───── EXERCISE DATA

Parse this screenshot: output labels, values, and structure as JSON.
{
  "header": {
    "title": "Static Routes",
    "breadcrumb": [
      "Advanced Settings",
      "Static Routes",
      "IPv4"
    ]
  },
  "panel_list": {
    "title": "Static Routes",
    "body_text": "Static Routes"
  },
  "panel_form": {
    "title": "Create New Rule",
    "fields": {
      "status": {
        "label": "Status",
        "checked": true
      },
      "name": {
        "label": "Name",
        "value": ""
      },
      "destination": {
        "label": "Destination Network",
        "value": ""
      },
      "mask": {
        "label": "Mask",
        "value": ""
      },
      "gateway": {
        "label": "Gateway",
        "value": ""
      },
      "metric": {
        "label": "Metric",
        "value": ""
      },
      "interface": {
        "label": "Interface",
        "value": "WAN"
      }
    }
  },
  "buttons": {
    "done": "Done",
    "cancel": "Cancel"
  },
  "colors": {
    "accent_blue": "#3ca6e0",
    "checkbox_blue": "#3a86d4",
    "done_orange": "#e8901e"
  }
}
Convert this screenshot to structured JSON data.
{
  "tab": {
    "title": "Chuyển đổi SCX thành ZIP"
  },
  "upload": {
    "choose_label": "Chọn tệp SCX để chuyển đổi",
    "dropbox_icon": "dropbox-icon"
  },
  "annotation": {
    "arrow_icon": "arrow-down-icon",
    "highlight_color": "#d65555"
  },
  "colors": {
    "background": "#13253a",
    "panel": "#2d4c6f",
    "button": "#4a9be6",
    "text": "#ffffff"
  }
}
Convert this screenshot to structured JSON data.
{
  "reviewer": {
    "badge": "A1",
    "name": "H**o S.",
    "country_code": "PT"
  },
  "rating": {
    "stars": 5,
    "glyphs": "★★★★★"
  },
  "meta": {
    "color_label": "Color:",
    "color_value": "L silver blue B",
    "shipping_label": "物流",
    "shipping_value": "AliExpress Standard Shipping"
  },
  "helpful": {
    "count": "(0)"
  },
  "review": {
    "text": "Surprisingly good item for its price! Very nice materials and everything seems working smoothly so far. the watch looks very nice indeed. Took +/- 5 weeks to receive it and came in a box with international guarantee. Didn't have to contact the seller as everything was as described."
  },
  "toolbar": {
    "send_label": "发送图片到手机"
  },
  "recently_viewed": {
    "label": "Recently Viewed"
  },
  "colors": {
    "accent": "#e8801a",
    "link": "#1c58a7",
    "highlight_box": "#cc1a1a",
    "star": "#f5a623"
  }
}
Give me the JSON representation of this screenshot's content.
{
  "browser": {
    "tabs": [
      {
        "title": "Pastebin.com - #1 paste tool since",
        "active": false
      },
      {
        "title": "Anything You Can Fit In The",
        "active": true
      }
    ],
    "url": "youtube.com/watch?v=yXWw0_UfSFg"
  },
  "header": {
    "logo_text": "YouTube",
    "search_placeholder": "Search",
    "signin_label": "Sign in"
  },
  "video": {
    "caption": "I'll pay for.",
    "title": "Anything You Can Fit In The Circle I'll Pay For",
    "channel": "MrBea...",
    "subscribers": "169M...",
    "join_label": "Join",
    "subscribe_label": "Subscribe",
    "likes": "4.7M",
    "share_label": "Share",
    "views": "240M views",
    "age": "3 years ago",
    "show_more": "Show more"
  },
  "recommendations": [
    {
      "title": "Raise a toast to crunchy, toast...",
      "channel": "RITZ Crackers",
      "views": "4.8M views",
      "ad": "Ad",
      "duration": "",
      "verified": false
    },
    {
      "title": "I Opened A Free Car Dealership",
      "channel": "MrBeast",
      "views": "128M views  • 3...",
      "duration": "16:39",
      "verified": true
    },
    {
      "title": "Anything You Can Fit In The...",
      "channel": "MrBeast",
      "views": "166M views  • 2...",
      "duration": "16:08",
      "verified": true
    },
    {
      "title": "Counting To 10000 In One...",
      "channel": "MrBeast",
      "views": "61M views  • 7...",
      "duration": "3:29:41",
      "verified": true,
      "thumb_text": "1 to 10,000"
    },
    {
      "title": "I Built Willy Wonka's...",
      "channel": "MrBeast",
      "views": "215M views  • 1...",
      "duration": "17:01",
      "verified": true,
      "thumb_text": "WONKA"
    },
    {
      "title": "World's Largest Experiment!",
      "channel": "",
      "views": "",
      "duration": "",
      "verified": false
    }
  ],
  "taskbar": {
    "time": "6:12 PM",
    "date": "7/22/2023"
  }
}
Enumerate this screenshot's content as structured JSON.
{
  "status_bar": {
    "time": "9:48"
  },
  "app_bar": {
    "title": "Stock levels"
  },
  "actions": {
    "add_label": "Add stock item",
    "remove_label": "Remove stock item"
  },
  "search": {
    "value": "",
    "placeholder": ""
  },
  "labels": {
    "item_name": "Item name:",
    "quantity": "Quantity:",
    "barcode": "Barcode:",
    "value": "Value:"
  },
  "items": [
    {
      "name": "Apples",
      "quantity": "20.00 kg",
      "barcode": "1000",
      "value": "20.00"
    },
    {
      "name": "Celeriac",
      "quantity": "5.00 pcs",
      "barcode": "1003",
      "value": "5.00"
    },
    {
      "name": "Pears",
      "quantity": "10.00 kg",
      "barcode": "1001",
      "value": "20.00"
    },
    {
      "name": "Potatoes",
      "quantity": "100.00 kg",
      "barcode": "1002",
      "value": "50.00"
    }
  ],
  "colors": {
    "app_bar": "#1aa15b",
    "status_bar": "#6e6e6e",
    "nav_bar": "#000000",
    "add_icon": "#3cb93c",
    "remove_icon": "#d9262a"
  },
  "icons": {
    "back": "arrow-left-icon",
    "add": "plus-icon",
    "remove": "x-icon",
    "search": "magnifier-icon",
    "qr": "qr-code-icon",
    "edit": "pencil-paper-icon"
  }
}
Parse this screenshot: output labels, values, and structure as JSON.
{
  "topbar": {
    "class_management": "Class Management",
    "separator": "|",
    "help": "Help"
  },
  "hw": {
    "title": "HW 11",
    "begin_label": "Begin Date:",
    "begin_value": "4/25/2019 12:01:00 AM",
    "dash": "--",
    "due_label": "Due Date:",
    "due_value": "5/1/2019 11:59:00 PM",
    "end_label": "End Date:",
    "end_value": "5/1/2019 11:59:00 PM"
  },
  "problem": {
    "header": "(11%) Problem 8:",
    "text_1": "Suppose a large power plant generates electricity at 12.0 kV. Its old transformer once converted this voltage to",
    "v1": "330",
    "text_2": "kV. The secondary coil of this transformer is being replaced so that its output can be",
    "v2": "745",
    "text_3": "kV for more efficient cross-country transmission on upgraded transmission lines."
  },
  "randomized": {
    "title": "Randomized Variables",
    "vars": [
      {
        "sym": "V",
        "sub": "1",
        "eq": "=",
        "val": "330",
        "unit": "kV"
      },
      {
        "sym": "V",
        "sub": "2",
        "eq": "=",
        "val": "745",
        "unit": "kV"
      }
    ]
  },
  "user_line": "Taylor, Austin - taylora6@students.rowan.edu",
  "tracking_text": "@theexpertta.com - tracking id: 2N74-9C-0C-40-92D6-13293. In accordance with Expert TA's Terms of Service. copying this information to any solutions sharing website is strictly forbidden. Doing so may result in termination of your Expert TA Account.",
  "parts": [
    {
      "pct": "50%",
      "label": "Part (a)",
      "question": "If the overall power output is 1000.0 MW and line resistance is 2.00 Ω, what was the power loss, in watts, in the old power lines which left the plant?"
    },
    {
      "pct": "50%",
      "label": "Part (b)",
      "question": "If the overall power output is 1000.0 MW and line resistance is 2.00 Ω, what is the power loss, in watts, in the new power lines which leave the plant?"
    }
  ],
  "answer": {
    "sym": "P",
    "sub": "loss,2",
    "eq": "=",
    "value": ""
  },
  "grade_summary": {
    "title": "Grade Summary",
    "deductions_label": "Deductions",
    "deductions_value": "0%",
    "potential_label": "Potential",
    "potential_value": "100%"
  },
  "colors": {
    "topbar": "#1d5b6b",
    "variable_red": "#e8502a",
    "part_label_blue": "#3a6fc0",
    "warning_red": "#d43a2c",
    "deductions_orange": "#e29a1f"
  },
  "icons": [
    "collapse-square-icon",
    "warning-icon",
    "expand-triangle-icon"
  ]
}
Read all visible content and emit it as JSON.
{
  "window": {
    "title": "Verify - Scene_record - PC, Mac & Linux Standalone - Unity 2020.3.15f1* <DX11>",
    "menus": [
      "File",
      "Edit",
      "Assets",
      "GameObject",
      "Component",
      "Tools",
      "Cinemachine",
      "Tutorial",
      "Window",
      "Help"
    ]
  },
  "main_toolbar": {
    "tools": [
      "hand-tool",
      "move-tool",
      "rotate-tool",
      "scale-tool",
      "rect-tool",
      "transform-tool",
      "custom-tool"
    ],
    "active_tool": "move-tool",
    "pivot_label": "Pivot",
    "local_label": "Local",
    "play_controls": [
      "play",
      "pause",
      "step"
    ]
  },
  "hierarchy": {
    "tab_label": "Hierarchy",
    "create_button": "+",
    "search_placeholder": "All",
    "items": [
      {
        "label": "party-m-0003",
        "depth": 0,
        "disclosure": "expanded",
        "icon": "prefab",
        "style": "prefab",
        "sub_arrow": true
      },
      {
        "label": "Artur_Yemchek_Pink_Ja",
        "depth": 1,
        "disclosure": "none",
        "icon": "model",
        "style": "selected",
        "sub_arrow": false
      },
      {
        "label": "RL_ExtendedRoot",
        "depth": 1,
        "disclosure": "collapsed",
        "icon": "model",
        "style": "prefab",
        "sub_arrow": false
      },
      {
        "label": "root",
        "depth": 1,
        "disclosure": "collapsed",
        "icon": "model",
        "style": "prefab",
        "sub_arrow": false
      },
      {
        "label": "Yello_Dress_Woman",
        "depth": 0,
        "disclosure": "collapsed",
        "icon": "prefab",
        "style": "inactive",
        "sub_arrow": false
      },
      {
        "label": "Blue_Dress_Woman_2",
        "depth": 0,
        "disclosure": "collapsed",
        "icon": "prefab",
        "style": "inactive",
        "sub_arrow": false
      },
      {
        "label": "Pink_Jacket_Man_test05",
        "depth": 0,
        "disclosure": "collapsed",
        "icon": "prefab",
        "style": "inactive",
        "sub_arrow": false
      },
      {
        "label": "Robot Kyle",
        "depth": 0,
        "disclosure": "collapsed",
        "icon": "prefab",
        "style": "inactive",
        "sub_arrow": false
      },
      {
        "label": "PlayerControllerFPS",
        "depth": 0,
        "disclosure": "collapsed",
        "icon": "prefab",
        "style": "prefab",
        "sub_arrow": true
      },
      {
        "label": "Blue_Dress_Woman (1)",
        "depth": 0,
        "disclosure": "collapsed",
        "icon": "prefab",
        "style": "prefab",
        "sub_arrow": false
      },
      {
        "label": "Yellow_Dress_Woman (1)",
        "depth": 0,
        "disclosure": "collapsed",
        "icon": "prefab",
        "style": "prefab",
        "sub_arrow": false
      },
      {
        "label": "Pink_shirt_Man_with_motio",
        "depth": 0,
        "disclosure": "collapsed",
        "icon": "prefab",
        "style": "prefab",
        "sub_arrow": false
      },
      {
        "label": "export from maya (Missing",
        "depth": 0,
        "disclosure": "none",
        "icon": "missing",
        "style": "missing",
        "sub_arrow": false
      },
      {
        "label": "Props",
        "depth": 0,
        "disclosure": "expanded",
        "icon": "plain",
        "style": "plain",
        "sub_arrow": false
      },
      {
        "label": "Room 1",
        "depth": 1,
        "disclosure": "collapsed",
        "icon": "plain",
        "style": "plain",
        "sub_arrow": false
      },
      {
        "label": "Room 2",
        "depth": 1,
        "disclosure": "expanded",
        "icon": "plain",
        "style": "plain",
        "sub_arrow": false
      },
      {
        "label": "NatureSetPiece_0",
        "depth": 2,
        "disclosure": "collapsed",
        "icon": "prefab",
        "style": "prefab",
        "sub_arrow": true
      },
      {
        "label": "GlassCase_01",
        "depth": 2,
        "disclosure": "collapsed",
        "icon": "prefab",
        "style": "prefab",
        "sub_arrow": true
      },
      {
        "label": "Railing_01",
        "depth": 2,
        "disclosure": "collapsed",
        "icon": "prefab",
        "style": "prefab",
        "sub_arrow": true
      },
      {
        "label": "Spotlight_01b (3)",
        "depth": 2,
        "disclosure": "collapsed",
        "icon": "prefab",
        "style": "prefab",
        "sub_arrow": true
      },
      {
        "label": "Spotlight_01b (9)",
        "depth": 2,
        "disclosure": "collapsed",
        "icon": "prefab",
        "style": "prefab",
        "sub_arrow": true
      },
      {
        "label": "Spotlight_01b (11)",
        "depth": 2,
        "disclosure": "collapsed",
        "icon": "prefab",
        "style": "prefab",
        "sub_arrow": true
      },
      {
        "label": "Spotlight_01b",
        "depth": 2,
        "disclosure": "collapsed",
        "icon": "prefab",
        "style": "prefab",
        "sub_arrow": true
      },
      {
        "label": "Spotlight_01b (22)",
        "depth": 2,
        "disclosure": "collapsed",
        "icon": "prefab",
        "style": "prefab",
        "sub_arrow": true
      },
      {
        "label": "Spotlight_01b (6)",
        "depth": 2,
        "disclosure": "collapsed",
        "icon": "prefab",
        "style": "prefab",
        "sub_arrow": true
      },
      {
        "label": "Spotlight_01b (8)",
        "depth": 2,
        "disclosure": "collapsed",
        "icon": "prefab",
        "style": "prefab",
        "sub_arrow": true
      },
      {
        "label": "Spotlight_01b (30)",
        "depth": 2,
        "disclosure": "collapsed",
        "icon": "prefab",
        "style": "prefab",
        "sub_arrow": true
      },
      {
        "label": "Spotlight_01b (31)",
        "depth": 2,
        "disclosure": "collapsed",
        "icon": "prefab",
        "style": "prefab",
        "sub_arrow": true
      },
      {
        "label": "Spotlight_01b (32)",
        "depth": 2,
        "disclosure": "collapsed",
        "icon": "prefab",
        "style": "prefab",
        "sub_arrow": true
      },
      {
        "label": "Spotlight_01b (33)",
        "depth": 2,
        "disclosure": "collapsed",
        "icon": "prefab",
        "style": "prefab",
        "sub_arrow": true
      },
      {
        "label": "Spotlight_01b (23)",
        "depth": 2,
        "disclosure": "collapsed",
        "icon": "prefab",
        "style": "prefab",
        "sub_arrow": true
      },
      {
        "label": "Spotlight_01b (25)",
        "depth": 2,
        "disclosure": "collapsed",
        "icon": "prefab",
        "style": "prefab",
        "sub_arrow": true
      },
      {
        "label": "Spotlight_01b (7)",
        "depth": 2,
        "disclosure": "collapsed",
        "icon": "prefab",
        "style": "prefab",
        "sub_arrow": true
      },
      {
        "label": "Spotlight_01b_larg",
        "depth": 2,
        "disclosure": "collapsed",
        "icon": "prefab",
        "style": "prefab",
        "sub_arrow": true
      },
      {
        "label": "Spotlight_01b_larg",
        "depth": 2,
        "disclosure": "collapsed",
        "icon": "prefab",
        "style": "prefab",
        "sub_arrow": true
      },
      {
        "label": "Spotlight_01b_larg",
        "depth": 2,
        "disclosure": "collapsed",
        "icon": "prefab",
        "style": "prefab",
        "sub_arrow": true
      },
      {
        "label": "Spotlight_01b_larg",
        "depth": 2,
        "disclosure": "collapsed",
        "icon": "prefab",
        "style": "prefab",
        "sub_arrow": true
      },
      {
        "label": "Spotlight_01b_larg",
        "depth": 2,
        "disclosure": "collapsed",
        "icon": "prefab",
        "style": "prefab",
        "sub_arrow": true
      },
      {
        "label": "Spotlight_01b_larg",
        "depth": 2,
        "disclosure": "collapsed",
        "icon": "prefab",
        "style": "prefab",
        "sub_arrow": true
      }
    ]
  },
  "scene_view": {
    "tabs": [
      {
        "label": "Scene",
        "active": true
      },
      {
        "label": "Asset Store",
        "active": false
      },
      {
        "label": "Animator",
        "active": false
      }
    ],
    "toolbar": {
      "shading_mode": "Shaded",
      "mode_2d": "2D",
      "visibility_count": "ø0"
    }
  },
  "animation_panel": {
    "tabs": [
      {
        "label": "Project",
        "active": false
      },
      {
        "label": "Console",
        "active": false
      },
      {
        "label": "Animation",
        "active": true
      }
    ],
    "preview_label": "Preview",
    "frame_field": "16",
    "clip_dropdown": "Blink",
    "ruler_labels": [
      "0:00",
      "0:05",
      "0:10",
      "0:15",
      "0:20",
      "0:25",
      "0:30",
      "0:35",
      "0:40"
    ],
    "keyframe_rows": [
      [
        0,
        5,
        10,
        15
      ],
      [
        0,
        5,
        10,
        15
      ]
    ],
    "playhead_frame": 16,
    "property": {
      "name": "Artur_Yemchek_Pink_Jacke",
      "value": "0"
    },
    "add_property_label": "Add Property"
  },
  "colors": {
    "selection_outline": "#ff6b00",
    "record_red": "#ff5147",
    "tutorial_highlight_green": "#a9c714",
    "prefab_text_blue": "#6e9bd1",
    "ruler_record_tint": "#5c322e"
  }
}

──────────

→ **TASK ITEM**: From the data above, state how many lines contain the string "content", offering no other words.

→ **RESULT OF THE EXERCISE**: 3